Last year Raidho’s chief designer, Michael Borresen presented in Munich the D-5, a $200.000+ speaker standing six feet tall and fledging a stack of diamond coated woofers and midrange drivers with a ribbon tweeter disposed in D’Appolito configuration with the only problem being the price. This year they repeated the trick with the sole difference being the in-house produced amplifier, the Aavik U-300 instead of Constellation’s electronics with the NAGRA DAC and Ansuz cables being the same. Not much new here you might think.
Tony, one of our readers commented last year “I never met a Raidho speaker that I did not like. I never met a Raidho speaker that I could afford. There’s the dissonance.” And this has been my point exactly. Raidho is taking care of us Tony! Michael Borresen designed a new line of affordable speakers under the brand Scansonic.

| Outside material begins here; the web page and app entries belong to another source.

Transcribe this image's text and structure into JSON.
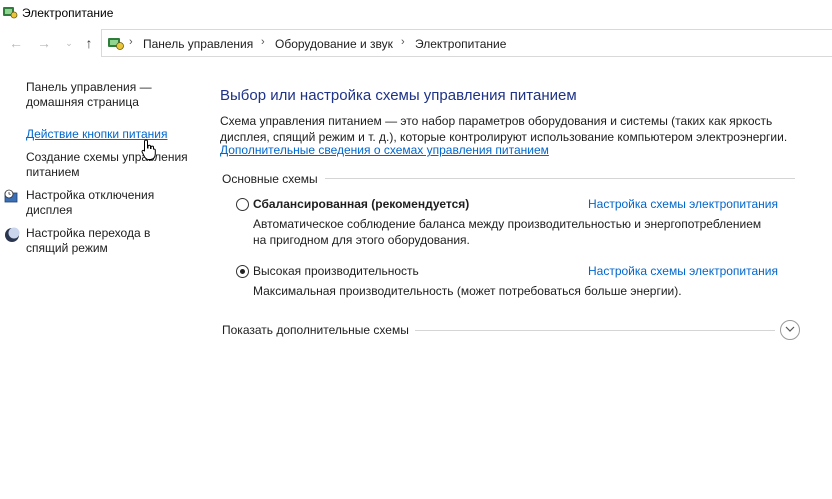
{
  "window": {
    "title": "Электропитание",
    "app_icon": "power-options-icon"
  },
  "navigation": {
    "back_icon": "back-arrow-icon",
    "forward_icon": "forward-arrow-icon",
    "recent_icon": "chevron-down-icon",
    "up_icon": "up-arrow-icon"
  },
  "breadcrumb": {
    "items": [
      "Панель управления",
      "Оборудование и звук",
      "Электропитание"
    ],
    "separator": "›"
  },
  "sidebar": {
    "items": [
      {
        "label_lines": [
          "Панель управления —",
          "домашняя страница"
        ]
      },
      {
        "label_lines": [
          "Действие кнопки питания"
        ]
      },
      {
        "label_lines": [
          "Создание схемы управления",
          "питанием"
        ]
      },
      {
        "label_lines": [
          "Настройка отключения",
          "дисплея"
        ],
        "icon": "display-clock-icon"
      },
      {
        "label_lines": [
          "Настройка перехода в",
          "спящий режим"
        ],
        "icon": "moon-icon"
      }
    ]
  },
  "main": {
    "title": "Выбор или настройка схемы управления питанием",
    "description_lines": [
      "Схема управления питанием — это набор параметров оборудования и системы (таких как яркость",
      "дисплея, спящий режим и т. д.), которые контролируют использование компьютером электроэнергии."
    ],
    "more_info_link": "Дополнительные сведения о схемах управления питанием",
    "group_label": "Основные схемы",
    "plans": [
      {
        "name": "Сбалансированная (рекомендуется)",
        "selected": false,
        "description_lines": [
          "Автоматическое соблюдение баланса между производительностью и энергопотреблением",
          "на пригодном для этого оборудования."
        ],
        "settings_link": "Настройка схемы электропитания"
      },
      {
        "name": "Высокая производительность",
        "selected": true,
        "description_lines": [
          "Максимальная производительность (может потребоваться больше энергии)."
        ],
        "settings_link": "Настройка схемы электропитания"
      }
    ],
    "show_more": "Показать дополнительные схемы"
  },
  "colors": {
    "title_blue": "#1e3287",
    "link_blue": "#0066cc"
  }
}
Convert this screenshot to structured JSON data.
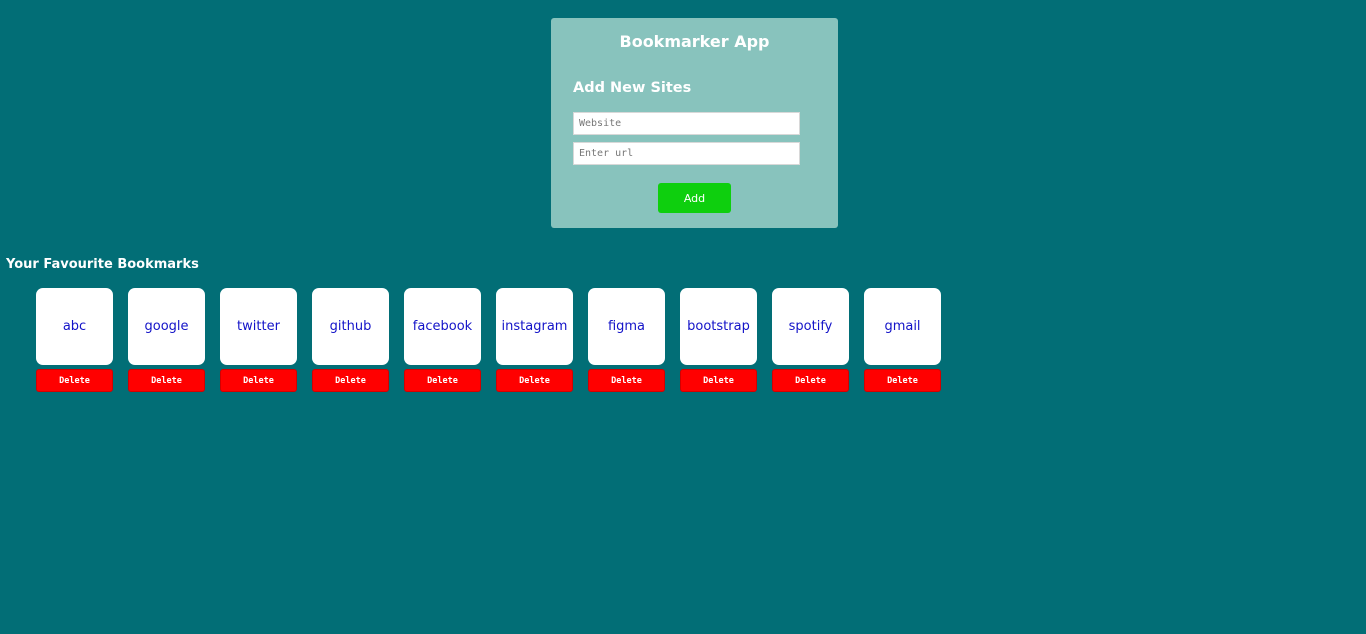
{
  "app": {
    "title": "Bookmarker App"
  },
  "form": {
    "section_title": "Add New Sites",
    "website_placeholder": "Website",
    "url_placeholder": "Enter url",
    "add_label": "Add"
  },
  "bookmarks": {
    "heading": "Your Favourite Bookmarks",
    "delete_label": "Delete",
    "items": [
      {
        "name": "abc"
      },
      {
        "name": "google"
      },
      {
        "name": "twitter"
      },
      {
        "name": "github"
      },
      {
        "name": "facebook"
      },
      {
        "name": "instagram"
      },
      {
        "name": "figma"
      },
      {
        "name": "bootstrap"
      },
      {
        "name": "spotify"
      },
      {
        "name": "gmail"
      }
    ]
  },
  "colors": {
    "background": "#026e76",
    "card": "#88c3bd",
    "add_button": "#0ecf0e",
    "delete_button": "#ff0000",
    "link_text": "#1313c8"
  }
}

There are currently 3 models, a small bookshelf and two floorstanders under this brand name, and I finally managed to listen to the smaller of the two, the MB2.5 priced at a very reasonable 2.900 euros. These are good speakers, made in Denmark (and not somewhere in the Far East), carry a similar sealed ribbon tweeter with carbon cone woofers and physically resemble the mighty Raidhos.
You probably think I am going to wax poetic here, but this is how it went. During the show, the staff tried to pump them far beyond their capabilities in terms of power handling, and the Class D Aavik pushed them hard — the result being an audible distortion in Led Zeppelin’s classic “Whole Lotta Love”. Still, the little white and carbon fiber mini-Raidho showed some cojones and made it through without breaking (not so many companies risk playing that loud during shows, breaking a speaker in front of Munich’s crowd and the press is as bad as publicity can be). At normal volumes, they showed common traits with the D-5s standing right next to them; the sound was fast, detailed and airy. A very interesting proposition for more down-to-earth people.